• Your instructions:
Every line of the records below that holds the word "heading" should be copied out.

• Records provided:
==================================================

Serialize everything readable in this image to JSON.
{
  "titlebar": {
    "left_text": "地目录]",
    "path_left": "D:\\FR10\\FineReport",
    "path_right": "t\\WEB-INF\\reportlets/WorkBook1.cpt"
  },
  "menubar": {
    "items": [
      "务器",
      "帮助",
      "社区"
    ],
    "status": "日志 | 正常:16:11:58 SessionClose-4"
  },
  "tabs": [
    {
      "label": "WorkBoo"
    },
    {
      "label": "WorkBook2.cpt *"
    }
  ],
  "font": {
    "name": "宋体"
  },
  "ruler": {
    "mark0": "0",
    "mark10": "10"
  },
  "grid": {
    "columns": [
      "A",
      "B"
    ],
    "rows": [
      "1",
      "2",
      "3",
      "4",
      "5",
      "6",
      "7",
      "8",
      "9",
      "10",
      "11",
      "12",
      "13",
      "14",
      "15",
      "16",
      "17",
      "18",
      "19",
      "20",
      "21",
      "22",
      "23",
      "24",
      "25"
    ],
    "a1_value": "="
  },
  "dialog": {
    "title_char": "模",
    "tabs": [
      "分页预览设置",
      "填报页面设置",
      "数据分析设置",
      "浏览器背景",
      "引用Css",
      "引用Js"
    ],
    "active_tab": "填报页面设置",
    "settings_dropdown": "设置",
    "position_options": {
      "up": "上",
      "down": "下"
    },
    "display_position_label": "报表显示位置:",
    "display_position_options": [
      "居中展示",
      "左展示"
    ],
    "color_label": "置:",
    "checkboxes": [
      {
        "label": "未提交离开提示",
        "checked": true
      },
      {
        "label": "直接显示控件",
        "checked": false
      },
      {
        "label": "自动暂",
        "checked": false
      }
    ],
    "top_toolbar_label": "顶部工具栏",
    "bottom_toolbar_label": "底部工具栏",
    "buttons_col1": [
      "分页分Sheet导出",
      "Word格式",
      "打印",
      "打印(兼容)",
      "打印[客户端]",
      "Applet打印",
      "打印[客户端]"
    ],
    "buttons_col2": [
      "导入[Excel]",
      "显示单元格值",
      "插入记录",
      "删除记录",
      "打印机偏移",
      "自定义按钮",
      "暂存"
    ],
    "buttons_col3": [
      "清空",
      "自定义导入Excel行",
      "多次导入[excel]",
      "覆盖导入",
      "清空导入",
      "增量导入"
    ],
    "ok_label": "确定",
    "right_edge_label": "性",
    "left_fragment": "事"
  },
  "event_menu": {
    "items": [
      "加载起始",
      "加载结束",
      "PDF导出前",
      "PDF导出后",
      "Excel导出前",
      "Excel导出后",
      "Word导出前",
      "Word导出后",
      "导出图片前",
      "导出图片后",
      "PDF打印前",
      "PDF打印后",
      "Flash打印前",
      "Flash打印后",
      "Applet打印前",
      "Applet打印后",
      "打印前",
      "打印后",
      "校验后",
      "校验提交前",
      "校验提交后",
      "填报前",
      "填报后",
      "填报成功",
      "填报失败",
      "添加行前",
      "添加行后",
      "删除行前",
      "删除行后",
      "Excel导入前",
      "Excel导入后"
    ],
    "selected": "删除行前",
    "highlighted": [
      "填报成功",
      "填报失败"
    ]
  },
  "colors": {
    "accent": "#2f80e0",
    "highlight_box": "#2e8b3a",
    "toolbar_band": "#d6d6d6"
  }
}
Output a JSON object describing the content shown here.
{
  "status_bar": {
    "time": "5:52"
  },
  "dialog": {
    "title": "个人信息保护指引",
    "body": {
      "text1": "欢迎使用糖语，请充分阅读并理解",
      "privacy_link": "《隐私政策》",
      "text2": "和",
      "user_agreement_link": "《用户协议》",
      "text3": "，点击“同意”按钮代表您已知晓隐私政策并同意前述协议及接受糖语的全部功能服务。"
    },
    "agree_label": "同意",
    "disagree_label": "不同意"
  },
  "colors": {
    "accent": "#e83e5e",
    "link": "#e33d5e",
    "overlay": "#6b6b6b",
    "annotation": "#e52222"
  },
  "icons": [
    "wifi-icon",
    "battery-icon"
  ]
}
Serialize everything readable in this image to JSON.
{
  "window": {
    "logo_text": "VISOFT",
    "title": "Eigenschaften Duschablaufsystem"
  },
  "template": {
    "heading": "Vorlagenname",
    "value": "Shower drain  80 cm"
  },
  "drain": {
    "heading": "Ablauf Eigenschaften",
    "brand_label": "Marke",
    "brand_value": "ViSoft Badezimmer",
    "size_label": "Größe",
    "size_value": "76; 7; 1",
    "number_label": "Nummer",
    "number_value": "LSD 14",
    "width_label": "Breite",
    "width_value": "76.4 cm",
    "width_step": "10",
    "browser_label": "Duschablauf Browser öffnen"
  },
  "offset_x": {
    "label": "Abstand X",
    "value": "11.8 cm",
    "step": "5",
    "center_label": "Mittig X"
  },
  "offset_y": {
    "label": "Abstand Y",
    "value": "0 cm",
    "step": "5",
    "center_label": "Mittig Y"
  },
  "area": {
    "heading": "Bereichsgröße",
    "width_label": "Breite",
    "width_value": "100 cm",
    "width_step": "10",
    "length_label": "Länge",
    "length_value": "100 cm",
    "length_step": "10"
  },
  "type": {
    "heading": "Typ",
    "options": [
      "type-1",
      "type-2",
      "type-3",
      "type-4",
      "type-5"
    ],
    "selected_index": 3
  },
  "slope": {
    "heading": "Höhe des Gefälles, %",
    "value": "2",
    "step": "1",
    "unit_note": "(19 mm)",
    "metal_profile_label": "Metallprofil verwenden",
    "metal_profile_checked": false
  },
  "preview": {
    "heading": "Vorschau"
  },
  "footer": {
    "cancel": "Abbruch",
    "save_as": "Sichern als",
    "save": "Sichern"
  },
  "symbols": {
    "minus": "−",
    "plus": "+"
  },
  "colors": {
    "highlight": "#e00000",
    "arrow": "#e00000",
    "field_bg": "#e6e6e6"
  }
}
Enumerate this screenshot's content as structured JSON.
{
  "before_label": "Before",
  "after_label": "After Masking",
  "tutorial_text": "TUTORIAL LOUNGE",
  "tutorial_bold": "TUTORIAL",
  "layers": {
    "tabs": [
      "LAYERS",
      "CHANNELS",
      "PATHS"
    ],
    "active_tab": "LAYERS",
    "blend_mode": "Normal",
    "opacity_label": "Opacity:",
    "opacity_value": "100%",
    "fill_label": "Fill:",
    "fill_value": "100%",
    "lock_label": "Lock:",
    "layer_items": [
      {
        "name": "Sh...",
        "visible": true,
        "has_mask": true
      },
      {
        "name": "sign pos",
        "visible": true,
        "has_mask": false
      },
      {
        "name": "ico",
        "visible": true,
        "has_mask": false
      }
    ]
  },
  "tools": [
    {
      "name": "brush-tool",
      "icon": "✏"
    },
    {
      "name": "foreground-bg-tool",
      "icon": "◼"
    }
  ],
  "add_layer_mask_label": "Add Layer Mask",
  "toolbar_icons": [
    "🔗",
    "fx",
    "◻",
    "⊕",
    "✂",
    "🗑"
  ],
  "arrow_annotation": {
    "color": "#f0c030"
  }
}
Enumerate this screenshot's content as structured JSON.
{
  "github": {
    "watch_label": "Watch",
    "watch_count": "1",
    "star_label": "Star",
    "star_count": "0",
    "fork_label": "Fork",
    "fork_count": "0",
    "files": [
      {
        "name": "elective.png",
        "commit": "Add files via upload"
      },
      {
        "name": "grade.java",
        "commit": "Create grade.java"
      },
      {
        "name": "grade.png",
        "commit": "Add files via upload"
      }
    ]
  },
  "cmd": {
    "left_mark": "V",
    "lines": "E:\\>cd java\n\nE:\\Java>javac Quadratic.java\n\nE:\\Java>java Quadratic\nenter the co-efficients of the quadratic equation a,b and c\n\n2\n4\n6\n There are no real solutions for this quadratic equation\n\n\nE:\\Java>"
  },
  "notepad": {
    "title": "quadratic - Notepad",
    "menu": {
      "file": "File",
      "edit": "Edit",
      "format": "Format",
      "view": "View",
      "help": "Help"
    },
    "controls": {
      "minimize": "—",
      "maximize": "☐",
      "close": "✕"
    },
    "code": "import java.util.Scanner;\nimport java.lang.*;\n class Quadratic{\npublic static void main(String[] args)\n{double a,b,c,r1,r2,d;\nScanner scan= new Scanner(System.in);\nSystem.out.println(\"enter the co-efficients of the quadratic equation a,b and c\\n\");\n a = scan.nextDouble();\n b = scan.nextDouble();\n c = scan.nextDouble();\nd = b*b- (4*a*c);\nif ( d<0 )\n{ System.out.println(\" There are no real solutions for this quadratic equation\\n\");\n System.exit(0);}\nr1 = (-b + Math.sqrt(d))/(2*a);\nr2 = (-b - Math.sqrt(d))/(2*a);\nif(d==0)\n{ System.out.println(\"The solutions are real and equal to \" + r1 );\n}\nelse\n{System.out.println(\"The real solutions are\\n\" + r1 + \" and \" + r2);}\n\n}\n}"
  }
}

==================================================

• Output for this exercise:
    "heading": "Vorlagenname",
    "heading": "Ablauf Eigenschaften",
    "heading": "Bereichsgröße",
    "heading": "Typ",
    "heading": "Höhe des Gefälles, %",
    "heading": "Vorschau"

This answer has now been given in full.